■ **EXERCISE**: Please repeat the data exactly, leaving nothing out.

■ **RECORDS SHOWN**:
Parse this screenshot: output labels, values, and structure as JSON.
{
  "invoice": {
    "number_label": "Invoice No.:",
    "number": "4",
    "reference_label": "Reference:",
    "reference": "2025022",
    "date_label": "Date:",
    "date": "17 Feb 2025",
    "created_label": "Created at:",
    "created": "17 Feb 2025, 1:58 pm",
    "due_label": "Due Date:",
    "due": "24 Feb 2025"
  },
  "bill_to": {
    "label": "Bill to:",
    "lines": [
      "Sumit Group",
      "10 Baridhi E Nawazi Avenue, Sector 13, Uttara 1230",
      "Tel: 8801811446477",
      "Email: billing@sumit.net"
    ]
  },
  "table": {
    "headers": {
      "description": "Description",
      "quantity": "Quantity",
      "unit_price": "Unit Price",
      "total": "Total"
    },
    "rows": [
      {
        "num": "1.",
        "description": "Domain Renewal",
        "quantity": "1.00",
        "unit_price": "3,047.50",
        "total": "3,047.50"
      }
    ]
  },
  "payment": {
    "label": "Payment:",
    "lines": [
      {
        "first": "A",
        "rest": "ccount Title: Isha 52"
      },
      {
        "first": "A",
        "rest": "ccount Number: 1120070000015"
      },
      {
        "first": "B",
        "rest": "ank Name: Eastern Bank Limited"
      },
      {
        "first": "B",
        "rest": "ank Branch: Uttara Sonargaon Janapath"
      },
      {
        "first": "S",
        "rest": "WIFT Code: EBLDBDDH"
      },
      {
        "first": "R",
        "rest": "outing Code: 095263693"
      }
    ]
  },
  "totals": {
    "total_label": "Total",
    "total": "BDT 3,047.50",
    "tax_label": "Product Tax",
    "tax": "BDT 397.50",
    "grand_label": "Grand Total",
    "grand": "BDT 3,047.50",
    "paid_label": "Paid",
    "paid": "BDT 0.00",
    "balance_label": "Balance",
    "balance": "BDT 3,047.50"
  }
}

■ **ANSWER AREA**:
Parse this screenshot: output labels, values, and structure as JSON.
{
  "invoice": {
    "number_label": "Invoice No.:",
    "number": "4",
    "reference_label": "Reference:",
    "reference": "2025022",
    "date_label": "Date:",
    "date": "17 Feb 2025",
    "created_label": "Created at:",
    "created": "17 Feb 2025, 1:58 pm",
    "due_label": "Due Date:",
    "due": "24 Feb 2025"
  },
  "bill_to": {
    "label": "Bill to:",
    "lines": [
      "Sumit Group",
      "10 Baridhi E Nawazi Avenue, Sector 13, Uttara 1230",
      "Tel: 8801811446477",
      "Email: billing@sumit.net"
    ]
  },
  "table": {
    "headers": {
      "description": "Description",
      "quantity": "Quantity",
      "unit_price": "Unit Price",
      "total": "Total"
    },
    "rows": [
      {
        "num": "1.",
        "description": "Domain Renewal",
        "quantity": "1.00",
        "unit_price": "3,047.50",
        "total": "3,047.50"
      }
    ]
  },
  "payment": {
    "label": "Payment:",
    "lines": [
      {
        "first": "A",
        "rest": "ccount Title: Isha 52"
      },
      {
        "first": "A",
        "rest": "ccount Number: 1120070000015"
      },
      {
        "first": "B",
        "rest": "ank Name: Eastern Bank Limited"
      },
      {
        "first": "B",
        "rest": "ank Branch: Uttara Sonargaon Janapath"
      },
      {
        "first": "S",
        "rest": "WIFT Code: EBLDBDDH"
      },
      {
        "first": "R",
        "rest": "outing Code: 095263693"
      }
    ]
  },
  "totals": {
    "total_label": "Total",
    "total": "BDT 3,047.50",
    "tax_label": "Product Tax",
    "tax": "BDT 397.50",
    "grand_label": "Grand Total",
    "grand": "BDT 3,047.50",
    "paid_label": "Paid",
    "paid": "BDT 0.00",
    "balance_label": "Balance",
    "balance": "BDT 3,047.50"
  }
}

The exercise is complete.